Fact-checking site misrepresents candidate Mary Burke with its latest rating

I have mixed feelings when it comes to PolitiFact, the fact-checking site that makes rulings based on statements made by politicians, pundits, and candidates for office.

I’ve cited PolitiFact on this site several times. I’ve also come to understand that, while their articles usually contain a good measure of information in them, reading only their ratings on statements is a good way to remain misinformed on issues. The ratings, in fact, are largely subjective to whoever is making them, and in many cases they ignore the very rating system that they have set up in the first place.

The PolitiFact Wisconsin site recently commented on Democratic candidate for governor Mary Burke’s assertion that Wisconsin has “fallen to dead last in Midwest job growth” under Gov. Scott Walker.

They rated that statement as “False.” And they're wrong.

Thursday, October 2, 2014

Lunchtime musings: Burke didn't proofread, but Walker's scandals are truly worrisome

Let's examine Scott Walker's record, specifically his scandals,  and compare him to Mary Burke.

He's sending state workers to political events, a violation of the necessar separation between state and electoral spheres.

There was improper coordination between his campaign and third party groups, in an apparent effort to hide campaign cash during his recall.

He has consistently hired and promoted political allies, not to mention family members of high-paying donors, over more qualified employees in state government jobs.

Finally, let's not forget the secret email router system that linked government workers mere steps from his desk to his 2010 campaign activities, a clear violation of campaign ethics and rules.

In spite of all of these scandals, and then some, Gov. Walker has the nerve to call Mary Burke untrustworthy?

Burke's biggest "crime" is that she didn't proofread a document. We can't say the same for Walker, who's biggest crime may turn out to be a real one.

Wednesday, October 1, 2014

Scott Walker: A Failure in Job Creation (Video)

Latest "Video Heat" showcases how much we've struggled to create jobs under Gov. Walker's watch

Here's my latest "Video Heat" video, examining the job creation record under current Gov. Scott Walker.

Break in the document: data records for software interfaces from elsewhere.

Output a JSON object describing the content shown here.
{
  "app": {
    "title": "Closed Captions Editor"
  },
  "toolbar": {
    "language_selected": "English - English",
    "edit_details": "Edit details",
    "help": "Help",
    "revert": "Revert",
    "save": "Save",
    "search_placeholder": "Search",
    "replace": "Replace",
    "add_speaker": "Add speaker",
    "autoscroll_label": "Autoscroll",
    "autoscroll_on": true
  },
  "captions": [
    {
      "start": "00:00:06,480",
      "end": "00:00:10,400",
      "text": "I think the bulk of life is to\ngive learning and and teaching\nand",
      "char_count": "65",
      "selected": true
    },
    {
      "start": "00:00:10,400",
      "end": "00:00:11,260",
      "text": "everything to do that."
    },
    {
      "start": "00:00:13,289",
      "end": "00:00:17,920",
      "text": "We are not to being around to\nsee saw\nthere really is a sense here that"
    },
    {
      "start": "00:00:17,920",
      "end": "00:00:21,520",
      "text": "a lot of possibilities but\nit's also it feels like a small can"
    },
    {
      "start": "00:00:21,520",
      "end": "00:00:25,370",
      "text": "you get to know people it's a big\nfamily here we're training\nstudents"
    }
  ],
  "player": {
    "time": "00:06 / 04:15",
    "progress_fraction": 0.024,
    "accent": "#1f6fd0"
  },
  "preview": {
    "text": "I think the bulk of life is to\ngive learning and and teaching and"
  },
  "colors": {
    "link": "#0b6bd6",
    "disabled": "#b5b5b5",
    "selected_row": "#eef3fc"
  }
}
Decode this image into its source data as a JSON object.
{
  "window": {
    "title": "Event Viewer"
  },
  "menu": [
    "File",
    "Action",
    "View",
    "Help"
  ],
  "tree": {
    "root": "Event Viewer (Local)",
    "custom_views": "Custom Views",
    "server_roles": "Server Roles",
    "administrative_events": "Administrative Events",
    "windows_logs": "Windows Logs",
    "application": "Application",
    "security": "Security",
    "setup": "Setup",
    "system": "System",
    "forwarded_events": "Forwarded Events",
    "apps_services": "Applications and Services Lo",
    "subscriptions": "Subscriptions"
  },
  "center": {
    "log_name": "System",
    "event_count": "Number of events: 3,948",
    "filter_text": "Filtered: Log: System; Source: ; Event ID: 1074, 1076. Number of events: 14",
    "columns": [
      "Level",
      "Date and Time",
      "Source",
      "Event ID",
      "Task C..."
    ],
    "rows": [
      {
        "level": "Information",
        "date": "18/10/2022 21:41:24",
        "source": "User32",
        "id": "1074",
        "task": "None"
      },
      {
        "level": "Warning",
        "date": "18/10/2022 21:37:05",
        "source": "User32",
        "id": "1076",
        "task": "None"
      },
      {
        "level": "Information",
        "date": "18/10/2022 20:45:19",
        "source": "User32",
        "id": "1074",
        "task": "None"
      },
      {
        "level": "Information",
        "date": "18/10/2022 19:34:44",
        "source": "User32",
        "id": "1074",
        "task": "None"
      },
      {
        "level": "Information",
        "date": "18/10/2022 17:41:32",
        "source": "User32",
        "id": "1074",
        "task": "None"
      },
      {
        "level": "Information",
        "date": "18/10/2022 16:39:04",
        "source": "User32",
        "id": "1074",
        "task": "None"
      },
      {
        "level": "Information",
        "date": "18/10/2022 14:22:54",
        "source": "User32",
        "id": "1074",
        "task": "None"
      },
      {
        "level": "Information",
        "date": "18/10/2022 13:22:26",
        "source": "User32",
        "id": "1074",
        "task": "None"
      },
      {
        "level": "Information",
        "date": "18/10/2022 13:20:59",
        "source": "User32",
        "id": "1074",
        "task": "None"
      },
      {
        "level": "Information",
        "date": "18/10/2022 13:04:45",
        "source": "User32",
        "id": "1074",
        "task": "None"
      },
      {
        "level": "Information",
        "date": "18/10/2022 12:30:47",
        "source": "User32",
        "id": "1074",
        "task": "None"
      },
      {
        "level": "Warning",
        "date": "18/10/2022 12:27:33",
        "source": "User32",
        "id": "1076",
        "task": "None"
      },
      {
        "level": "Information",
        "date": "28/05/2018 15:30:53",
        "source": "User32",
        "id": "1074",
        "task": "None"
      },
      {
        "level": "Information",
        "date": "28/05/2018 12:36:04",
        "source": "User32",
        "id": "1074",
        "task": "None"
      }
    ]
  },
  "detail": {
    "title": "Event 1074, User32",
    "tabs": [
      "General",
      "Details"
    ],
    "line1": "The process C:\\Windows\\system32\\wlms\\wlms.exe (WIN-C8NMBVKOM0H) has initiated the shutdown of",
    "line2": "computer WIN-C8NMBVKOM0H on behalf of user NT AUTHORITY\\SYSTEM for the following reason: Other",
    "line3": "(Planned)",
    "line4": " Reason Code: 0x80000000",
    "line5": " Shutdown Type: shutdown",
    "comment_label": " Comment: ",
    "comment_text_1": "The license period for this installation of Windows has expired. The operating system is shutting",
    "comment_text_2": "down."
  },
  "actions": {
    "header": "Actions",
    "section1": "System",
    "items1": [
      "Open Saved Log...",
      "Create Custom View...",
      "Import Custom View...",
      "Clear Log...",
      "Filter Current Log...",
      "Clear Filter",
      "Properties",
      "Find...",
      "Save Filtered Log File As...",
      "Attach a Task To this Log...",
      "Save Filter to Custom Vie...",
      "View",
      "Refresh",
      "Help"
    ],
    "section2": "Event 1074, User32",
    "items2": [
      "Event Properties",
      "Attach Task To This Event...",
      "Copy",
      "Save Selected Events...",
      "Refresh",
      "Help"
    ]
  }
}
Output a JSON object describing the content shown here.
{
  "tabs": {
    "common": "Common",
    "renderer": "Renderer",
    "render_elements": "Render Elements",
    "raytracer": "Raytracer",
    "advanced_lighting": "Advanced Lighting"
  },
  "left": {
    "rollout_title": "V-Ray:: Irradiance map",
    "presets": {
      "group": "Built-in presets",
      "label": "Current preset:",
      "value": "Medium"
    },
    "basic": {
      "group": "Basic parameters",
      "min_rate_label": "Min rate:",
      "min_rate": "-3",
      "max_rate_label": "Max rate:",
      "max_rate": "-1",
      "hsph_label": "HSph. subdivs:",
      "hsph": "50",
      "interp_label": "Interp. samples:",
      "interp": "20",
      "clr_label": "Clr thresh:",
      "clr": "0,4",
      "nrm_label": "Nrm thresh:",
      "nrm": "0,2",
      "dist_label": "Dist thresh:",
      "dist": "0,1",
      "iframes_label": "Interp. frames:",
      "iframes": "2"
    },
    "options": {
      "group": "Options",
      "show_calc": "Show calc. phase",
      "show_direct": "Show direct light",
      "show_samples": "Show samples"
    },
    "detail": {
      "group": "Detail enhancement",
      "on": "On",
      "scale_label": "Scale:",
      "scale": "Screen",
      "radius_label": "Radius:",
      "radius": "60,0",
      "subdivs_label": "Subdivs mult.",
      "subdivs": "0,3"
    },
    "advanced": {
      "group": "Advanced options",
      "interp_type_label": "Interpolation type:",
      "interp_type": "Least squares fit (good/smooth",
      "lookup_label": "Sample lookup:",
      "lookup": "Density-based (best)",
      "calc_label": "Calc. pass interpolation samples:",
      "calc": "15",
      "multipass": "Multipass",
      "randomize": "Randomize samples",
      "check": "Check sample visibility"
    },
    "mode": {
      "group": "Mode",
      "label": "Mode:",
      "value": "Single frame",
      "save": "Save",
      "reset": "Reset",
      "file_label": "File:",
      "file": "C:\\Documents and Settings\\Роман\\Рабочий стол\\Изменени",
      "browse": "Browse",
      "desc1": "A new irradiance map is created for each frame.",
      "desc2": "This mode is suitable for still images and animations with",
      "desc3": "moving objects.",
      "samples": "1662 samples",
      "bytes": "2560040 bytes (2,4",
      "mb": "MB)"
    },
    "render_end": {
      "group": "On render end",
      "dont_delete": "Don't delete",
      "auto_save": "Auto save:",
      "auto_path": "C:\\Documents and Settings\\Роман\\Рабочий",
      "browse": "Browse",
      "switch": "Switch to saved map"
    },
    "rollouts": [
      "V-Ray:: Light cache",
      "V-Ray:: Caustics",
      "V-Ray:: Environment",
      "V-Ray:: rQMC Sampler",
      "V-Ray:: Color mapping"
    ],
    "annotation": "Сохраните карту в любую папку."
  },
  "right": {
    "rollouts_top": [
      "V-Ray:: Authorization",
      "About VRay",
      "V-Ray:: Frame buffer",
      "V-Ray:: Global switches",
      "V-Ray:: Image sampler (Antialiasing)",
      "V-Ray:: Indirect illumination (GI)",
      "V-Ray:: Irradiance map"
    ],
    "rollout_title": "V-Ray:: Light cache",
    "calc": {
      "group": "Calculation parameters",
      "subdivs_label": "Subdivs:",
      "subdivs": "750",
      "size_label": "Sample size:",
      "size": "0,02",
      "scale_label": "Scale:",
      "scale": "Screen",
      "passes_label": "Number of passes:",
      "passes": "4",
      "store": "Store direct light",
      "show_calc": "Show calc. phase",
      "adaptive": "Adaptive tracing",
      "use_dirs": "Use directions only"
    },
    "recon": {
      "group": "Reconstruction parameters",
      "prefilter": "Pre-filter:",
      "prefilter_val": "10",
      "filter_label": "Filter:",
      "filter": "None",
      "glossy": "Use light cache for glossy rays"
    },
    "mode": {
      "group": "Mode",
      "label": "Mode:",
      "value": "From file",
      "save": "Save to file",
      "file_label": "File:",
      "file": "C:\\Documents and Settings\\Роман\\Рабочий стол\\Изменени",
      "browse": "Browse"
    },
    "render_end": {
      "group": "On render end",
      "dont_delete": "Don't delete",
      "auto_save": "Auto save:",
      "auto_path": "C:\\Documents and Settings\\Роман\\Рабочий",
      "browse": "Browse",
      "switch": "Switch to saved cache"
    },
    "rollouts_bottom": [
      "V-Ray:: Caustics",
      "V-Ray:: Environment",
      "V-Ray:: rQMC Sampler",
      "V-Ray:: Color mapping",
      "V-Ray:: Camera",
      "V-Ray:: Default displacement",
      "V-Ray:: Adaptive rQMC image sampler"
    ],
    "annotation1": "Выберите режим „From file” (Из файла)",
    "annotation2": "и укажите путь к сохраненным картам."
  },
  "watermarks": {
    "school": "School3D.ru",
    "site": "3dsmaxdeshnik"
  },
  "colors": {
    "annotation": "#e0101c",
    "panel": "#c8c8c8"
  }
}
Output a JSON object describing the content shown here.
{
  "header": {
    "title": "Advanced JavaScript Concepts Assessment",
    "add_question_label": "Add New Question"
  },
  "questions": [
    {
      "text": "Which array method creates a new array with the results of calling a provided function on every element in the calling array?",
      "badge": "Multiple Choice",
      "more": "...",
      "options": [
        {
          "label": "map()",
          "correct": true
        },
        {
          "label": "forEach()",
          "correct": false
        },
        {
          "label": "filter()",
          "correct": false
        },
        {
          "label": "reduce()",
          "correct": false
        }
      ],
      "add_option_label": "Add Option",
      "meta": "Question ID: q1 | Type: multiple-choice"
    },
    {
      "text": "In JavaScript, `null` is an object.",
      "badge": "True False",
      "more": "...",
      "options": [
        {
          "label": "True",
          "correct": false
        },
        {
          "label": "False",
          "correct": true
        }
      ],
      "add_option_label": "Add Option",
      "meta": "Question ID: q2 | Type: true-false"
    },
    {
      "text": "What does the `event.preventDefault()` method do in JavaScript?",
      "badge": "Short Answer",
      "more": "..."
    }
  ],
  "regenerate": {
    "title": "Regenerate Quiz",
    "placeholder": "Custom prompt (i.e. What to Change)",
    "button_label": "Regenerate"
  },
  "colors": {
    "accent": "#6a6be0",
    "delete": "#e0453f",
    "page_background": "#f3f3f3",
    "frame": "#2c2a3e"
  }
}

With a little more than three months to go until his first term is up, Walker is barely 40 percent of the way towards fulfilling his 2010 jobs pledge. This, and more failures in the video.